provide fair and just evaluation for all students.
 Remind them of their right to see the Ombud.
Avoiding Academic Headaches
 Clarify expectations! (e.g.,word length of
 Identify academic offenses & penalties
(e.g. late assignments)
If you remember nothing else about this
presentation, remember
The syllabus is a contract!
Academic Integrity
Essential to the University and to society
 Student rights, including most importantly the right to
a fair and just evaluation, impose the responsibilities
of academic integrity on all students.
 Educate them. Show/create examples of paraphrasing
vs. plagiarism. (See Ombud webpage)
 Share your perspective with your students
 Questions about processing a case of cheating or
plagiarism…check with your supervisor and/or Ombud
Procedures for Academic Offenses
 Discretely collect evidence. (What is evidence?)*
 Consult with course director or department chair.
 Consult rules, Office of Academic Ombud.
 Meet with student and the dept. chair.
 Hear the student’s perspective.
 Notify the student of her/his right to appeal.
 Notify the student that the Ombud will assist.
 Determine nature of offense and penalty, if any.
 Notify student of the penalty imposed with copies to
the Ombud.
Minimize Cheating & Plagiarism:
1. Remain vigilant and stay in the room during exams
2. Assign topics for papers that are creative… not used
semester after semester.
3. Ask to view drafts, monitor the progress of a paper’s
4. Explain the penalties for plagiarism & cheating.
Show students how to reference and paraphrase
5. Use Turnitin or SafeAssign; spot-check with
Google sentences and phrases that are too elegant.
Suggestions for a Less Stressful Year
Be fair, not punitive (No policy, no penalty!)
Be able to defend each grade you award
Use rubrics to grade short answers & essays (what is
needed for an “A” response, a “B” response, etc.)
Don’t break promises (e.g., you can take a make-up
quiz.
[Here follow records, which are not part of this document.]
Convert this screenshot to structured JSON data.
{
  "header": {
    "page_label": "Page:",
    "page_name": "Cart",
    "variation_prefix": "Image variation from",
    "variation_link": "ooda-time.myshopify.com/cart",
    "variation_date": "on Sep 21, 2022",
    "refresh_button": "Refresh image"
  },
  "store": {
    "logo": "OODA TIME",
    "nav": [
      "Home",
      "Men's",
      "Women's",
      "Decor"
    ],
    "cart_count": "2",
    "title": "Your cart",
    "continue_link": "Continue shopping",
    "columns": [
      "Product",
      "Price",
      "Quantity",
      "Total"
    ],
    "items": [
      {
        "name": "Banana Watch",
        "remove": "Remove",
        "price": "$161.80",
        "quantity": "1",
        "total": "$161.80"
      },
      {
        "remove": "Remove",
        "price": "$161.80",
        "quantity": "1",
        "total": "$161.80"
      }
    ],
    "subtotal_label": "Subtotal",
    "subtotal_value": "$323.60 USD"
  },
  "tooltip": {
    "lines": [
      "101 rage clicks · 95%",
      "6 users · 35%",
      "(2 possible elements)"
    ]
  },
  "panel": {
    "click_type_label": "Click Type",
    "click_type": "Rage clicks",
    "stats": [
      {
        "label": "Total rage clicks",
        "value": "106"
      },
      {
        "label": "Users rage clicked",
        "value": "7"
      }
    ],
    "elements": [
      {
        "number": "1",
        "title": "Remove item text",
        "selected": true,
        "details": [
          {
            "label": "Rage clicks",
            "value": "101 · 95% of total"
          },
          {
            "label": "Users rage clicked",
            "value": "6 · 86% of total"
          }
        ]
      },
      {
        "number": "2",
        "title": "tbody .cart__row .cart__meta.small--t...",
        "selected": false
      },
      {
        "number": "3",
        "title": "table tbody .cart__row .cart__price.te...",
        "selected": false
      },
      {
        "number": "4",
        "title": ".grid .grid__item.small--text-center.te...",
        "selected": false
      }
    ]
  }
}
No, it wouldn’t be fair to others.”)
Don’t evaluate a draft of a long paper (“It looks
good!”) during a 5 minute class break.
 Be open to unique student situations; get to know your
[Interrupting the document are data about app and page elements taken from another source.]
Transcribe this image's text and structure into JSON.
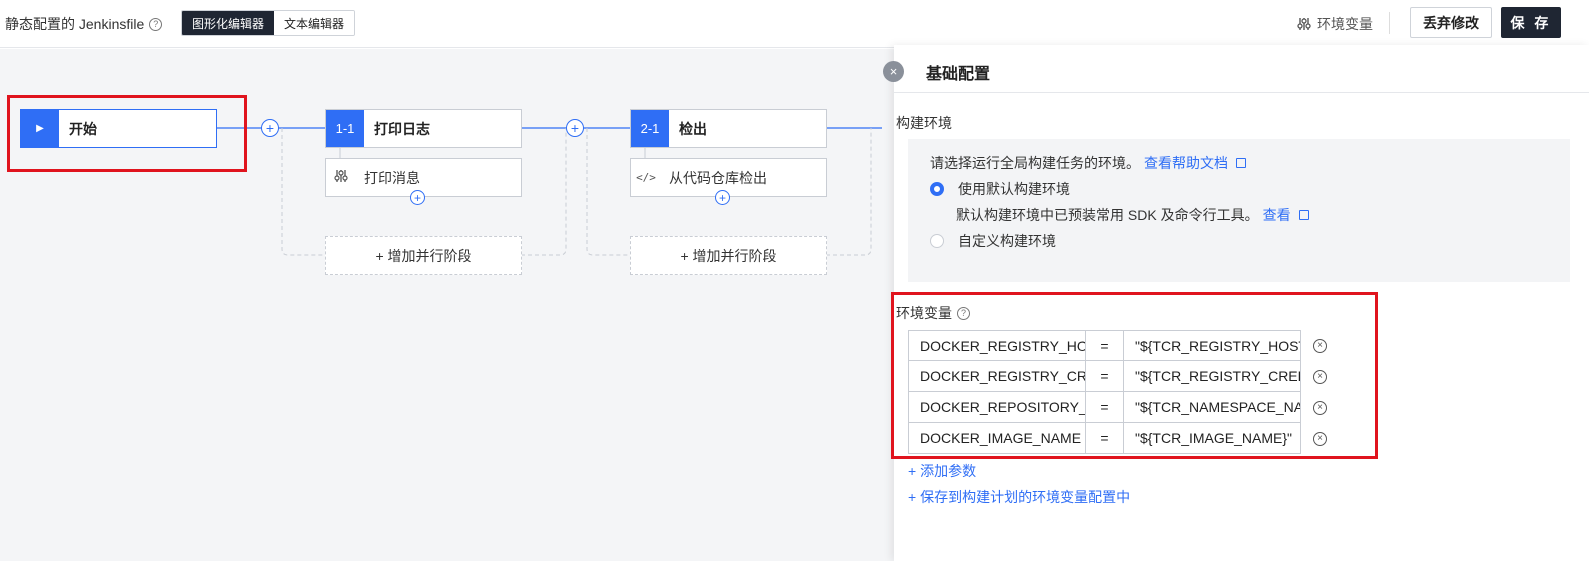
{
  "topbar": {
    "file_title": "静态配置的 Jenkinsfile",
    "help_icon": "question-circle",
    "editor_tabs": [
      "图形化编辑器",
      "文本编辑器"
    ],
    "active_tab": "图形化编辑器",
    "env_var_label": "环境变量",
    "discard_label": "丢弃修改",
    "save_label": "保 存"
  },
  "pipeline": {
    "start_label": "开始",
    "stages": [
      {
        "badge": "1-1",
        "title": "打印日志",
        "step_label": "打印消息",
        "step_icon": "sliders-icon"
      },
      {
        "badge": "2-1",
        "title": "检出",
        "step_label": "从代码仓库检出",
        "step_icon": "code-icon"
      }
    ],
    "add_parallel_label": "+ 增加并行阶段",
    "plus_glyph": "+"
  },
  "panel": {
    "title": "基础配置",
    "close_glyph": "×",
    "build_env": {
      "label": "构建环境",
      "hint": "请选择运行全局构建任务的环境。",
      "help_link": "查看帮助文档",
      "option_default": "使用默认构建环境",
      "default_desc": "默认构建环境中已预装常用 SDK 及命令行工具。",
      "view_link": "查看",
      "option_custom": "自定义构建环境",
      "selected": "使用默认构建环境"
    },
    "env_vars": {
      "label": "环境变量",
      "eq": "=",
      "del_glyph": "×",
      "rows": [
        {
          "key": "DOCKER_REGISTRY_HOST",
          "value": "\"${TCR_REGISTRY_HOST}\""
        },
        {
          "key": "DOCKER_REGISTRY_CREDENTIALS",
          "value": "\"${TCR_REGISTRY_CREDENTIALS}\""
        },
        {
          "key": "DOCKER_REPOSITORY_NAME",
          "value": "\"${TCR_NAMESPACE_NAME}\""
        },
        {
          "key": "DOCKER_IMAGE_NAME",
          "value": "\"${TCR_IMAGE_NAME}\""
        }
      ],
      "add_param": "+ 添加参数",
      "save_to_plan": "+ 保存到构建计划的环境变量配置中"
    }
  },
  "colors": {
    "accent": "#2f6ef5",
    "dark": "#1f2633",
    "highlight": "#e0141e"
  }
}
students if you can
e.g., student absence 3 weeks in future …
grandmother would be in hospital… mother)
e.g., mother with child (52 operations)
e.g., athlete example (D.A.)
 Some will be strongly motivated; others you might
have to find a way to motivate or help them find ways
to succeed.
Visit the Ombud in 109 Bradley Hall
Ask for help if you need it.
We’re all in the same boat!